“Queensland has laws to protect our water, but Adani clearly doesn’t play by the rules. How can we trust them to look after Queensland’s water?”
The advertising campaign will run in Central and North Queensland on television, radio and print media as well as billboards.Read more
Adani has made many claims about the number of jobs its mine will generate. They have often said that the mine will create ten thousand jobs. Last year at a mining industry forum in Mackay it was claimed that 16,000 direct and indirect jobs would be created. Former prime minister, Malcolm Turnbull, spoke about “tens of thousands of jobs” flowing from the project while visiting Adani’s operations in India.
When asked to provide evidence under oath in court, Adani’s economic expert said that the project would create 1,464 direct and indirect jobs. That’s a big number but it's a long way short of the ten thousand touted in public by the company.
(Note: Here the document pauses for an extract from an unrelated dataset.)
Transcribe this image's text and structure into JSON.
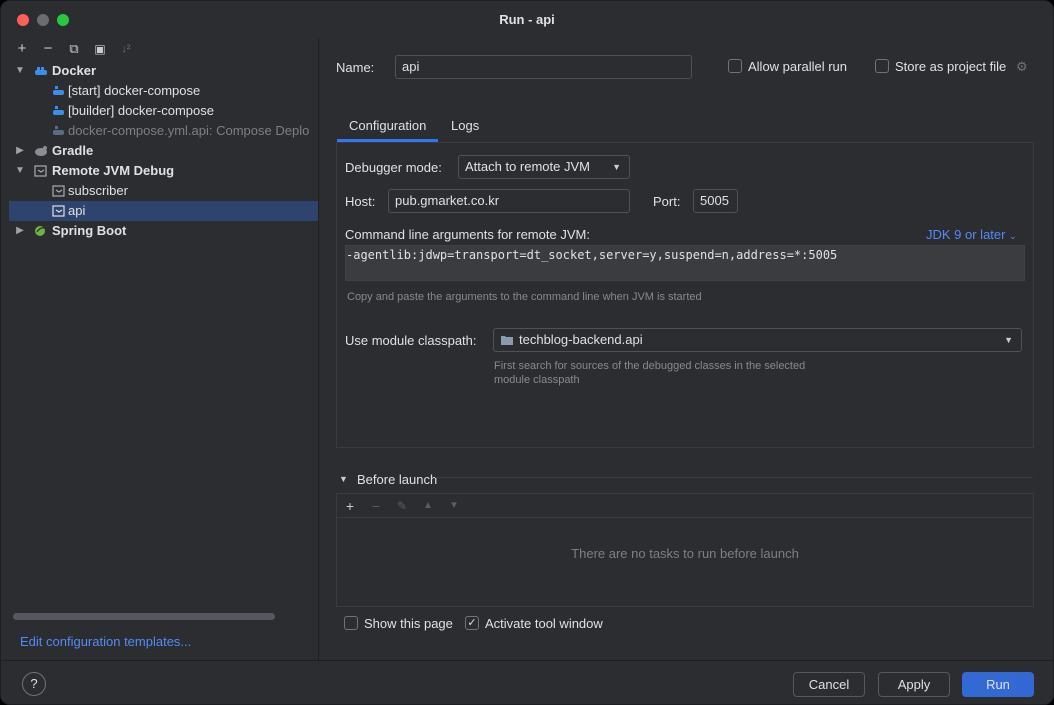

The biggest cloud hanging over jobs in the mining industry isn’t whether or not politicians support a single mining project. The major driver of declining employment in coal worldwide has been the desire of mining companies to maximise profits through automation. Every nation that produces coal has witnessed mechanisation drive employment lower, even when production increased.Read more